Prompt ▸ I would like every record printed again, exactly as shown.

Records supplied ▸
>>>
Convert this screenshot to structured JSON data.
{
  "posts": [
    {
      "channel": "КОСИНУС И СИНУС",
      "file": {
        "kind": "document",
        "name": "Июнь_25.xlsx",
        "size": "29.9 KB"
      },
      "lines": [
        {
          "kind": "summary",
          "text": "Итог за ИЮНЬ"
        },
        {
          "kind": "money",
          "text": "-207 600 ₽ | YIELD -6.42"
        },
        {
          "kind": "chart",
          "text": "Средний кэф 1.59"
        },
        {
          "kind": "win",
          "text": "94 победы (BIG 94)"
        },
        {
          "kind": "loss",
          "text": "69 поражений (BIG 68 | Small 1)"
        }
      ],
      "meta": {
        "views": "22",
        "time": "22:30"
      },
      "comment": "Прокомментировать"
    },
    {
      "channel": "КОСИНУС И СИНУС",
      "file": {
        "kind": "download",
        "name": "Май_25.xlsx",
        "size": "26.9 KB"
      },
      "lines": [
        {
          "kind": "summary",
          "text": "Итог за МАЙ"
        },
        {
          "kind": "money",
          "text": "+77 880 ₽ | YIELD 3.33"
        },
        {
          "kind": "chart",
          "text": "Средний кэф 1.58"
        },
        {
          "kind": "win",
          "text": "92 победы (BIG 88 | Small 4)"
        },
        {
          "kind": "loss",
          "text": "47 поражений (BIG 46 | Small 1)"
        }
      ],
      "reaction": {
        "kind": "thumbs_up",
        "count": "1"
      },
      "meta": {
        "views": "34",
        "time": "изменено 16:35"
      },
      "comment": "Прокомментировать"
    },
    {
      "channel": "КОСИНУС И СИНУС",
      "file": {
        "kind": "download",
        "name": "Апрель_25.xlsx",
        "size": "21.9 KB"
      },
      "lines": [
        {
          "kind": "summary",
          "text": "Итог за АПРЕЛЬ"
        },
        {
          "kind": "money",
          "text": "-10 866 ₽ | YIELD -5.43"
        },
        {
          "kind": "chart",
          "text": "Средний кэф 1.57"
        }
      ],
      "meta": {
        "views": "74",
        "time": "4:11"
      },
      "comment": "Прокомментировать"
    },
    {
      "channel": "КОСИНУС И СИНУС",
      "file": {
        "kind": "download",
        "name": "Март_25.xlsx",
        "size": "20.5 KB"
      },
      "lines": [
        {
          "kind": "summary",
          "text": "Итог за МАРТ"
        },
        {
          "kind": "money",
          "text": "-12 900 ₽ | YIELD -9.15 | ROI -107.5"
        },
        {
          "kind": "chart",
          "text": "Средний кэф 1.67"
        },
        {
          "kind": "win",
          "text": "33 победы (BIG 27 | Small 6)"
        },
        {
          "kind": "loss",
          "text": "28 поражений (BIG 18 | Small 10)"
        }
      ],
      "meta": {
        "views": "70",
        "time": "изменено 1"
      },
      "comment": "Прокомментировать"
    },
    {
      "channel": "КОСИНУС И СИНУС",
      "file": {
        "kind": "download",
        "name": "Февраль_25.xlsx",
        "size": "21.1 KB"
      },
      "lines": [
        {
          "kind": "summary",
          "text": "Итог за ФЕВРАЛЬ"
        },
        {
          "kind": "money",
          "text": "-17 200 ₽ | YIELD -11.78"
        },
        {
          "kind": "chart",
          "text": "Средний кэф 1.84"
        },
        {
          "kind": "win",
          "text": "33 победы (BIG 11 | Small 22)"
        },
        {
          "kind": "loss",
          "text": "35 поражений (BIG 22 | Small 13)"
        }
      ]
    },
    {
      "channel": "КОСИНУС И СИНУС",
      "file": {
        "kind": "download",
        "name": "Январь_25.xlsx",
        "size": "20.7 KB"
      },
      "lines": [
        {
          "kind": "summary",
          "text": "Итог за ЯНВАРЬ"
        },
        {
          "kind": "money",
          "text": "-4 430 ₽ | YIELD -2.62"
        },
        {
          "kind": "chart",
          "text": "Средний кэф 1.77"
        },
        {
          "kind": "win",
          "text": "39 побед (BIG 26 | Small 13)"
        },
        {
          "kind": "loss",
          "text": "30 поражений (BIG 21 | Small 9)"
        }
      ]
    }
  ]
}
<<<
Answer space ▸
Convert this screenshot to structured JSON data.
{
  "posts": [
    {
      "channel": "КОСИНУС И СИНУС",
      "file": {
        "kind": "document",
        "name": "Июнь_25.xlsx",
        "size": "29.9 KB"
      },
      "lines": [
        {
          "kind": "summary",
          "text": "Итог за ИЮНЬ"
        },
        {
          "kind": "money",
          "text": "-207 600 ₽ | YIELD -6.42"
        },
        {
          "kind": "chart",
          "text": "Средний кэф 1.59"
        },
        {
          "kind": "win",
          "text": "94 победы (BIG 94)"
        },
        {
          "kind": "loss",
          "text": "69 поражений (BIG 68 | Small 1)"
        }
      ],
      "meta": {
        "views": "22",
        "time": "22:30"
      },
      "comment": "Прокомментировать"
    },
    {
      "channel": "КОСИНУС И СИНУС",
      "file": {
        "kind": "download",
        "name": "Май_25.xlsx",
        "size": "26.9 KB"
      },
      "lines": [
        {
          "kind": "summary",
          "text": "Итог за МАЙ"
        },
        {
          "kind": "money",
          "text": "+77 880 ₽ | YIELD 3.33"
        },
        {
          "kind": "chart",
          "text": "Средний кэф 1.58"
        },
        {
          "kind": "win",
          "text": "92 победы (BIG 88 | Small 4)"
        },
        {
          "kind": "loss",
          "text": "47 поражений (BIG 46 | Small 1)"
        }
      ],
      "reaction": {
        "kind": "thumbs_up",
        "count": "1"
      },
      "meta": {
        "views": "34",
        "time": "изменено 16:35"
      },
      "comment": "Прокомментировать"
    },
    {
      "channel": "КОСИНУС И СИНУС",
      "file": {
        "kind": "download",
        "name": "Апрель_25.xlsx",
        "size": "21.9 KB"
      },
      "lines": [
        {
          "kind": "summary",
          "text": "Итог за АПРЕЛЬ"
        },
        {
          "kind": "money",
          "text": "-10 866 ₽ | YIELD -5.43"
        },
        {
          "kind": "chart",
          "text": "Средний кэф 1.57"
        }
      ],
      "meta": {
        "views": "74",
        "time": "4:11"
      },
      "comment": "Прокомментировать"
    },
    {
      "channel": "КОСИНУС И СИНУС",
      "file": {
        "kind": "download",
        "name": "Март_25.xlsx",
        "size": "20.5 KB"
      },
      "lines": [
        {
          "kind": "summary",
          "text": "Итог за МАРТ"
        },
        {
          "kind": "money",
          "text": "-12 900 ₽ | YIELD -9.15 | ROI -107.5"
        },
        {
          "kind": "chart",
          "text": "Средний кэф 1.67"
        },
        {
          "kind": "win",
          "text": "33 победы (BIG 27 | Small 6)"
        },
        {
          "kind": "loss",
          "text": "28 поражений (BIG 18 | Small 10)"
        }
      ],
      "meta": {
        "views": "70",
        "time": "изменено 1"
      },
      "comment": "Прокомментировать"
    },
    {
      "channel": "КОСИНУС И СИНУС",
      "file": {
        "kind": "download",
        "name": "Февраль_25.xlsx",
        "size": "21.1 KB"
      },
      "lines": [
        {
          "kind": "summary",
          "text": "Итог за ФЕВРАЛЬ"
        },
        {
          "kind": "money",
          "text": "-17 200 ₽ | YIELD -11.78"
        },
        {
          "kind": "chart",
          "text": "Средний кэф 1.84"
        },
        {
          "kind": "win",
          "text": "33 победы (BIG 11 | Small 22)"
        },
        {
          "kind": "loss",
          "text": "35 поражений (BIG 22 | Small 13)"
        }
      ]
    },
    {
      "channel": "КОСИНУС И СИНУС",
      "file": {
        "kind": "download",
        "name": "Январь_25.xlsx",
        "size": "20.7 KB"
      },
      "lines": [
        {
          "kind": "summary",
          "text": "Итог за ЯНВАРЬ"
        },
        {
          "kind": "money",
          "text": "-4 430 ₽ | YIELD -2.62"
        },
        {
          "kind": "chart",
          "text": "Средний кэф 1.77"
        },
        {
          "kind": "win",
          "text": "39 побед (BIG 26 | Small 13)"
        },
        {
          "kind": "loss",
          "text": "30 поражений (BIG 21 | Small 9)"
        }
      ]
    }
  ]
}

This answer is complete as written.